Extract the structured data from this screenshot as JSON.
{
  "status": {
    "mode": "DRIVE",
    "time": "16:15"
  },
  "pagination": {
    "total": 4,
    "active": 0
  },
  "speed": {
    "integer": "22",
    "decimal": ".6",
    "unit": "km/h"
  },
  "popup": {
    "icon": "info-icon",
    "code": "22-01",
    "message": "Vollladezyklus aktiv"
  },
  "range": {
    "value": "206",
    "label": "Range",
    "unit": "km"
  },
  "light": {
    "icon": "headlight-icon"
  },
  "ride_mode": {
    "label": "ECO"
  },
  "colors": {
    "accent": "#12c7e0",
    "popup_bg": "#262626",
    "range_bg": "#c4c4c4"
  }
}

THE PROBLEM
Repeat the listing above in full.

PROBLEM SOLUTION
Extract the structured data from this screenshot as JSON.
{
  "status": {
    "mode": "DRIVE",
    "time": "16:15"
  },
  "pagination": {
    "total": 4,
    "active": 0
  },
  "speed": {
    "integer": "22",
    "decimal": ".6",
    "unit": "km/h"
  },
  "popup": {
    "icon": "info-icon",
    "code": "22-01",
    "message": "Vollladezyklus aktiv"
  },
  "range": {
    "value": "206",
    "label": "Range",
    "unit": "km"
  },
  "light": {
    "icon": "headlight-icon"
  },
  "ride_mode": {
    "label": "ECO"
  },
  "colors": {
    "accent": "#12c7e0",
    "popup_bg": "#262626",
    "range_bg": "#c4c4c4"
  }
}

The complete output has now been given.